The UK's biggest supermarket told staff on Wednesday morning about the cull, which amounts to a quarter of its workforce in Welwyn Garden City and Hatfield.
Tesco is implementing a turnaround plan that aims to reduce costs by £1.5bn.
The cuts come after the retailer said last week it would close a call centre in Cardiff at the cost of 1,200 roles.
Tesco said it was a "significant next step" in the reorganisation of the company.
"This new service model will simplify the way we organise ourselves, reduce duplication and cost but also, very importantly, allow us to invest in serving shoppers better," a spokesperson said.
Pauline Foulkes, national officer at shop workers' union Usdaw, said: "Tesco's head office staff are understandably very concerned that the company is proposing further large-scale job losses.
"Our priorities are to keep as many staff as possible in employment and to get the best possible deal for our members."
Shares in Tesco rose 1.6% to close at 171.7p, but have fallen almost 17% since the start of the year.
Tesco said earlier this year that 1,000 roles would go as it reduced the number of distribution centres.

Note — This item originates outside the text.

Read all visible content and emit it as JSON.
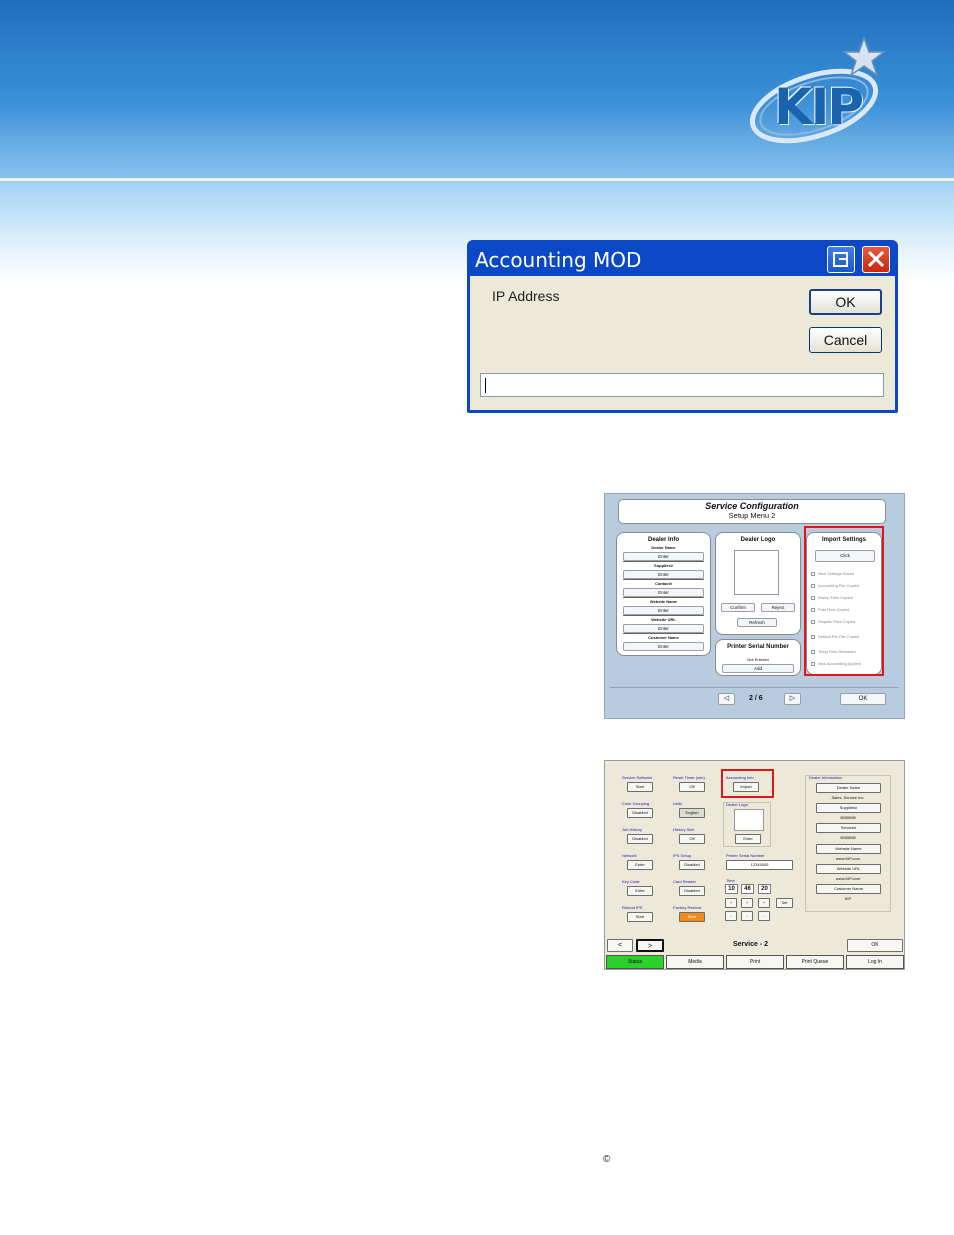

It also announced a plan to replace 1,700 deputy managers at its Express convenience stores with 3,000 lower-paid "shift leaders".
Trading at Tesco has been improving under chief executive Dave Lewis and earlier this month it reported a 2.3% rise in UK like-for-like sales for the three months to 27 May.
The supermarket is undertaking a £3.7bn takeover of wholesaler and convenience store group Booker, which has drawn opposition from some shareholders.
Schroders and Artisan Partners have said that Tesco is paying too much for Booker, which owns the Premier, Budgens and Londis store brands. and has written to chairman John Allan about their concerns.
The Competition and Markets Authority has opened the first phase of its investigation into the deal, which will end in late July.